=== Records for processing ===

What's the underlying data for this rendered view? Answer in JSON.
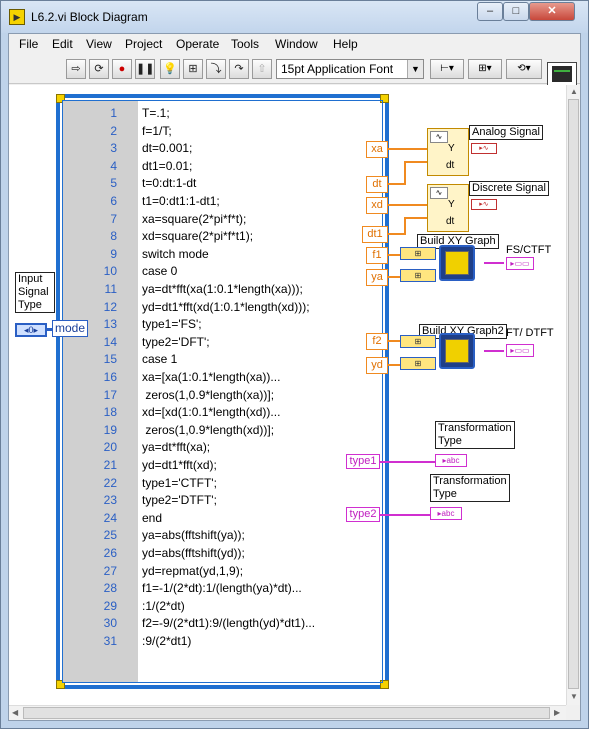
{
  "window": {
    "title": "L6.2.vi Block Diagram",
    "min": "–",
    "max": "□",
    "close": "✕"
  },
  "menu": [
    "File",
    "Edit",
    "View",
    "Project",
    "Operate",
    "Tools",
    "Window",
    "Help"
  ],
  "toolbar": {
    "font": "15pt Application Font"
  },
  "math_script": {
    "lines": [
      {
        "n": "1",
        "code": "T=.1;"
      },
      {
        "n": "2",
        "code": "f=1/T;"
      },
      {
        "n": "3",
        "code": "dt=0.001;"
      },
      {
        "n": "4",
        "code": "dt1=0.01;"
      },
      {
        "n": "5",
        "code": "t=0:dt:1-dt"
      },
      {
        "n": "6",
        "code": "t1=0:dt1:1-dt1;"
      },
      {
        "n": "7",
        "code": "xa=square(2*pi*f*t);"
      },
      {
        "n": "8",
        "code": "xd=square(2*pi*f*t1);"
      },
      {
        "n": "9",
        "code": "switch mode"
      },
      {
        "n": "10",
        "code": "case 0"
      },
      {
        "n": "11",
        "code": "ya=dt*fft(xa(1:0.1*length(xa)));"
      },
      {
        "n": "12",
        "code": "yd=dt1*fft(xd(1:0.1*length(xd)));"
      },
      {
        "n": "13",
        "code": "type1='FS';"
      },
      {
        "n": "14",
        "code": "type2='DFT';"
      },
      {
        "n": "15",
        "code": "case 1"
      },
      {
        "n": "16",
        "code": "xa=[xa(1:0.1*length(xa))..."
      },
      {
        "n": "17",
        "code": " zeros(1,0.9*length(xa))];"
      },
      {
        "n": "18",
        "code": "xd=[xd(1:0.1*length(xd))..."
      },
      {
        "n": "19",
        "code": " zeros(1,0.9*length(xd))];"
      },
      {
        "n": "20",
        "code": "ya=dt*fft(xa);"
      },
      {
        "n": "21",
        "code": "yd=dt1*fft(xd);"
      },
      {
        "n": "22",
        "code": "type1='CTFT';"
      },
      {
        "n": "23",
        "code": "type2='DTFT';"
      },
      {
        "n": "24",
        "code": "end"
      },
      {
        "n": "25",
        "code": "ya=abs(fftshift(ya));"
      },
      {
        "n": "26",
        "code": "yd=abs(fftshift(yd));"
      },
      {
        "n": "27",
        "code": "yd=repmat(yd,1,9);"
      },
      {
        "n": "28",
        "code": "f1=-1/(2*dt):1/(length(ya)*dt)..."
      },
      {
        "n": "29",
        "code": ":1/(2*dt)"
      },
      {
        "n": "30",
        "code": "f2=-9/(2*dt1):9/(length(yd)*dt1)..."
      },
      {
        "n": "31",
        "code": ":9/(2*dt1)"
      }
    ]
  },
  "diagram": {
    "input_label": "Input\nSignal\nType",
    "mode_ctrl": "◂0▸",
    "mode_tunnel": "mode",
    "out_terms": [
      "xa",
      "dt",
      "xd",
      "dt1",
      "f1",
      "ya",
      "f2",
      "yd"
    ],
    "type_terms": [
      "type1",
      "type2"
    ],
    "labels": {
      "analog": "Analog Signal",
      "discrete": "Discrete Signal",
      "bxy1": "Build XY Graph",
      "bxy2": "Build XY Graph2",
      "fsctft": "FS/CTFT",
      "ftdtft": "FT/ DTFT",
      "tt1": "Transformation\nType",
      "tt2": "Transformation\nType"
    },
    "wf_letters": {
      "y": "Y",
      "dt": "dt"
    },
    "ind_abc": "▸abc",
    "ind_xy": "▸▭▭"
  }
}
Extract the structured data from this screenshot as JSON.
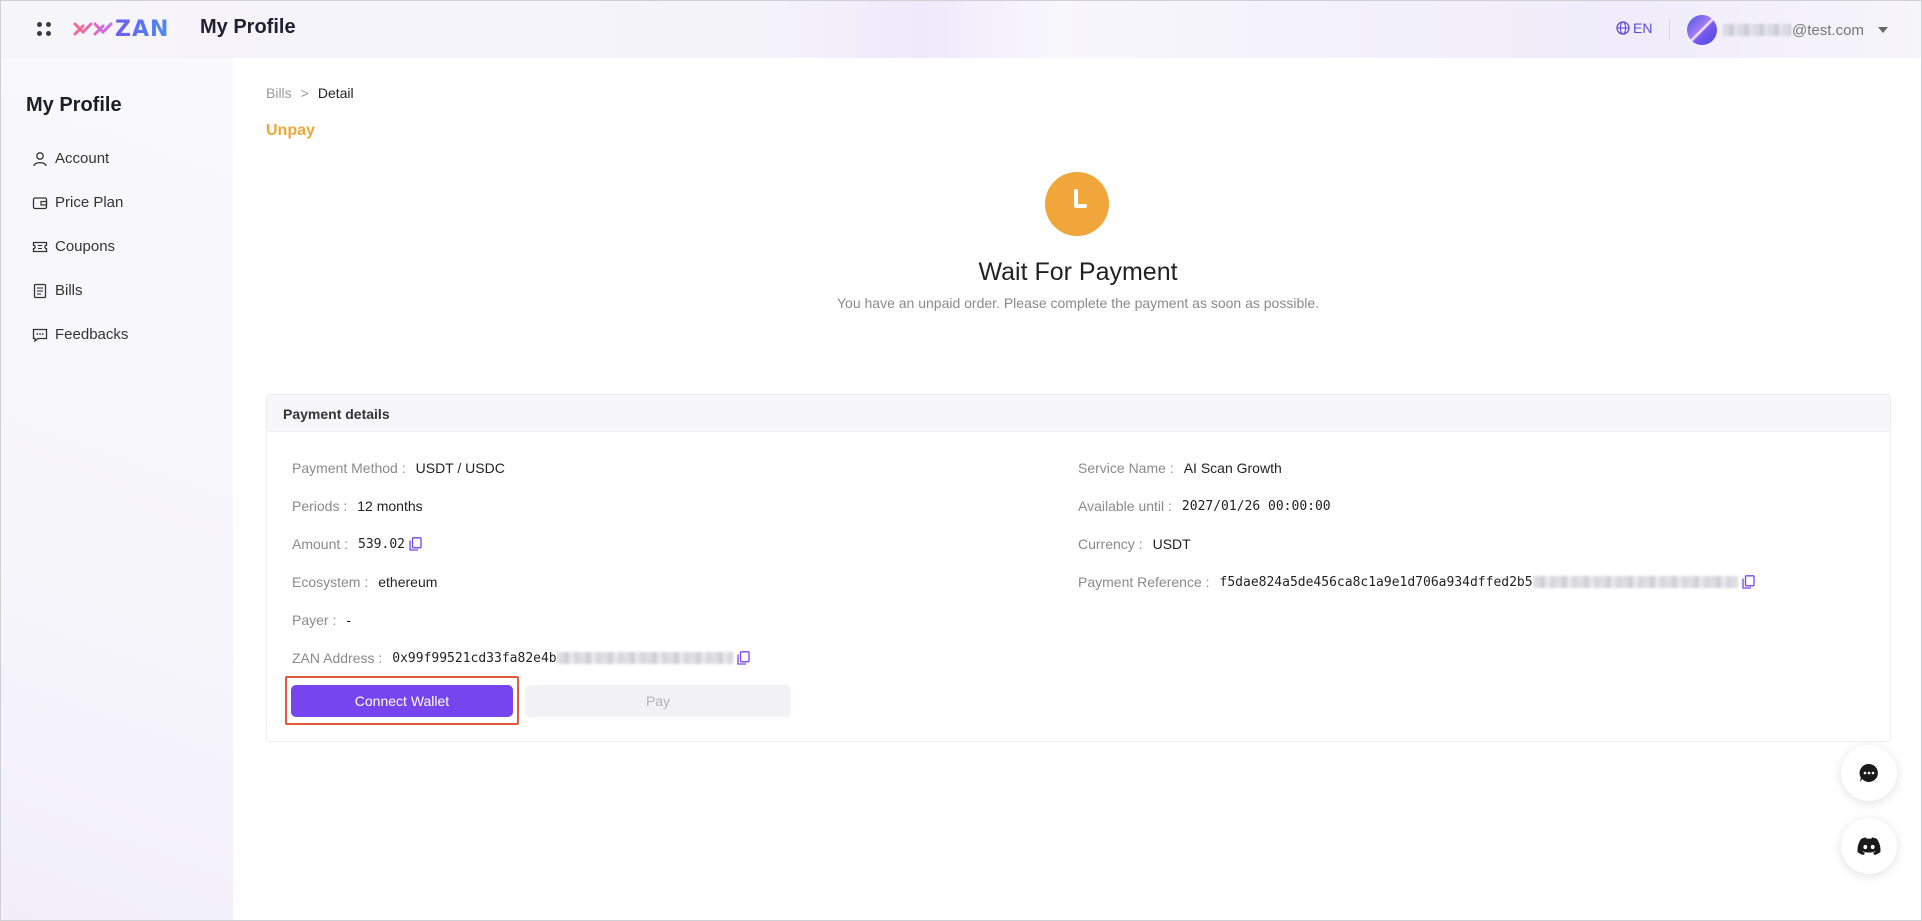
{
  "header": {
    "logo_text": "ZAN",
    "title": "My Profile",
    "language": "EN",
    "user_email_domain": "@test.com"
  },
  "sidebar": {
    "title": "My Profile",
    "items": [
      {
        "label": "Account",
        "icon": "user-icon"
      },
      {
        "label": "Price Plan",
        "icon": "wallet-icon"
      },
      {
        "label": "Coupons",
        "icon": "ticket-icon"
      },
      {
        "label": "Bills",
        "icon": "document-icon"
      },
      {
        "label": "Feedbacks",
        "icon": "message-icon"
      }
    ]
  },
  "breadcrumb": {
    "parent": "Bills",
    "separator": ">",
    "current": "Detail"
  },
  "status": "Unpay",
  "hero": {
    "title": "Wait For Payment",
    "subtitle": "You have an unpaid order. Please complete the payment as soon as possible."
  },
  "payment_details": {
    "title": "Payment details",
    "left": {
      "payment_method": {
        "label": "Payment Method :",
        "value": "USDT / USDC"
      },
      "periods": {
        "label": "Periods :",
        "value": "12 months"
      },
      "amount": {
        "label": "Amount :",
        "value": "539.02"
      },
      "ecosystem": {
        "label": "Ecosystem :",
        "value": "ethereum"
      },
      "payer": {
        "label": "Payer :",
        "value": "-"
      },
      "zan_address": {
        "label": "ZAN Address :",
        "value": "0x99f99521cd33fa82e4b"
      }
    },
    "right": {
      "service_name": {
        "label": "Service Name :",
        "value": "AI Scan Growth"
      },
      "available_until": {
        "label": "Available until :",
        "value": "2027/01/26 00:00:00"
      },
      "currency": {
        "label": "Currency :",
        "value": "USDT"
      },
      "payment_reference": {
        "label": "Payment Reference :",
        "value": "f5dae824a5de456ca8c1a9e1d706a934dffed2b5"
      }
    }
  },
  "actions": {
    "connect_wallet": "Connect Wallet",
    "pay": "Pay"
  },
  "colors": {
    "accent": "#7645f0",
    "warning": "#f0a63a",
    "highlight": "#e05a3c"
  }
}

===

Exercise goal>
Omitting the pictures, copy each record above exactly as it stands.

Answer box>
What's the underlying data for this rendered view? Answer in JSON.
{
  "window": {
    "title": "L6.2.vi Block Diagram",
    "min": "–",
    "max": "□",
    "close": "✕"
  },
  "menu": [
    "File",
    "Edit",
    "View",
    "Project",
    "Operate",
    "Tools",
    "Window",
    "Help"
  ],
  "toolbar": {
    "font": "15pt Application Font"
  },
  "math_script": {
    "lines": [
      {
        "n": "1",
        "code": "T=.1;"
      },
      {
        "n": "2",
        "code": "f=1/T;"
      },
      {
        "n": "3",
        "code": "dt=0.001;"
      },
      {
        "n": "4",
        "code": "dt1=0.01;"
      },
      {
        "n": "5",
        "code": "t=0:dt:1-dt"
      },
      {
        "n": "6",
        "code": "t1=0:dt1:1-dt1;"
      },
      {
        "n": "7",
        "code": "xa=square(2*pi*f*t);"
      },
      {
        "n": "8",
        "code": "xd=square(2*pi*f*t1);"
      },
      {
        "n": "9",
        "code": "switch mode"
      },
      {
        "n": "10",
        "code": "case 0"
      },
      {
        "n": "11",
        "code": "ya=dt*fft(xa(1:0.1*length(xa)));"
      },
      {
        "n": "12",
        "code": "yd=dt1*fft(xd(1:0.1*length(xd)));"
      },
      {
        "n": "13",
        "code": "type1='FS';"
      },
      {
        "n": "14",
        "code": "type2='DFT';"
      },
      {
        "n": "15",
        "code": "case 1"
      },
      {
        "n": "16",
        "code": "xa=[xa(1:0.1*length(xa))..."
      },
      {
        "n": "17",
        "code": " zeros(1,0.9*length(xa))];"
      },
      {
        "n": "18",
        "code": "xd=[xd(1:0.1*length(xd))..."
      },
      {
        "n": "19",
        "code": " zeros(1,0.9*length(xd))];"
      },
      {
        "n": "20",
        "code": "ya=dt*fft(xa);"
      },
      {
        "n": "21",
        "code": "yd=dt1*fft(xd);"
      },
      {
        "n": "22",
        "code": "type1='CTFT';"
      },
      {
        "n": "23",
        "code": "type2='DTFT';"
      },
      {
        "n": "24",
        "code": "end"
      },
      {
        "n": "25",
        "code": "ya=abs(fftshift(ya));"
      },
      {
        "n": "26",
        "code": "yd=abs(fftshift(yd));"
      },
      {
        "n": "27",
        "code": "yd=repmat(yd,1,9);"
      },
      {
        "n": "28",
        "code": "f1=-1/(2*dt):1/(length(ya)*dt)..."
      },
      {
        "n": "29",
        "code": ":1/(2*dt)"
      },
      {
        "n": "30",
        "code": "f2=-9/(2*dt1):9/(length(yd)*dt1)..."
      },
      {
        "n": "31",
        "code": ":9/(2*dt1)"
      }
    ]
  },
  "diagram": {
    "input_label": "Input\nSignal\nType",
    "mode_ctrl": "◂0▸",
    "mode_tunnel": "mode",
    "out_terms": [
      "xa",
      "dt",
      "xd",
      "dt1",
      "f1",
      "ya",
      "f2",
      "yd"
    ],
    "type_terms": [
      "type1",
      "type2"
    ],
    "labels": {
      "analog": "Analog Signal",
      "discrete": "Discrete Signal",
      "bxy1": "Build XY Graph",
      "bxy2": "Build XY Graph2",
      "fsctft": "FS/CTFT",
      "ftdtft": "FT/ DTFT",
      "tt1": "Transformation\nType",
      "tt2": "Transformation\nType"
    },
    "wf_letters": {
      "y": "Y",
      "dt": "dt"
    },
    "ind_abc": "▸abc",
    "ind_xy": "▸▭▭"
  }
}
Extract the structured data from this screenshot as JSON.
{
  "header": {
    "logo_text": "ZAN",
    "title": "My Profile",
    "language": "EN",
    "user_email_domain": "@test.com"
  },
  "sidebar": {
    "title": "My Profile",
    "items": [
      {
        "label": "Account",
        "icon": "user-icon"
      },
      {
        "label": "Price Plan",
        "icon": "wallet-icon"
      },
      {
        "label": "Coupons",
        "icon": "ticket-icon"
      },
      {
        "label": "Bills",
        "icon": "document-icon"
      },
      {
        "label": "Feedbacks",
        "icon": "message-icon"
      }
    ]
  },
  "breadcrumb": {
    "parent": "Bills",
    "separator": ">",
    "current": "Detail"
  },
  "status": "Unpay",
  "hero": {
    "title": "Wait For Payment",
    "subtitle": "You have an unpaid order. Please complete the payment as soon as possible."
  },
  "payment_details": {
    "title": "Payment details",
    "left": {
      "payment_method": {
        "label": "Payment Method :",
        "value": "USDT / USDC"
      },
      "periods": {
        "label": "Periods :",
        "value": "12 months"
      },
      "amount": {
        "label": "Amount :",
        "value": "539.02"
      },
      "ecosystem": {
        "label": "Ecosystem :",
        "value": "ethereum"
      },
      "payer": {
        "label": "Payer :",
        "value": "-"
      },
      "zan_address": {
        "label": "ZAN Address :",
        "value": "0x99f99521cd33fa82e4b"
      }
    },
    "right": {
      "service_name": {
        "label": "Service Name :",
        "value": "AI Scan Growth"
      },
      "available_until": {
        "label": "Available until :",
        "value": "2027/01/26 00:00:00"
      },
      "currency": {
        "label": "Currency :",
        "value": "USDT"
      },
      "payment_reference": {
        "label": "Payment Reference :",
        "value": "f5dae824a5de456ca8c1a9e1d706a934dffed2b5"
      }
    }
  },
  "actions": {
    "connect_wallet": "Connect Wallet",
    "pay": "Pay"
  },
  "colors": {
    "accent": "#7645f0",
    "warning": "#f0a63a",
    "highlight": "#e05a3c"
  }
}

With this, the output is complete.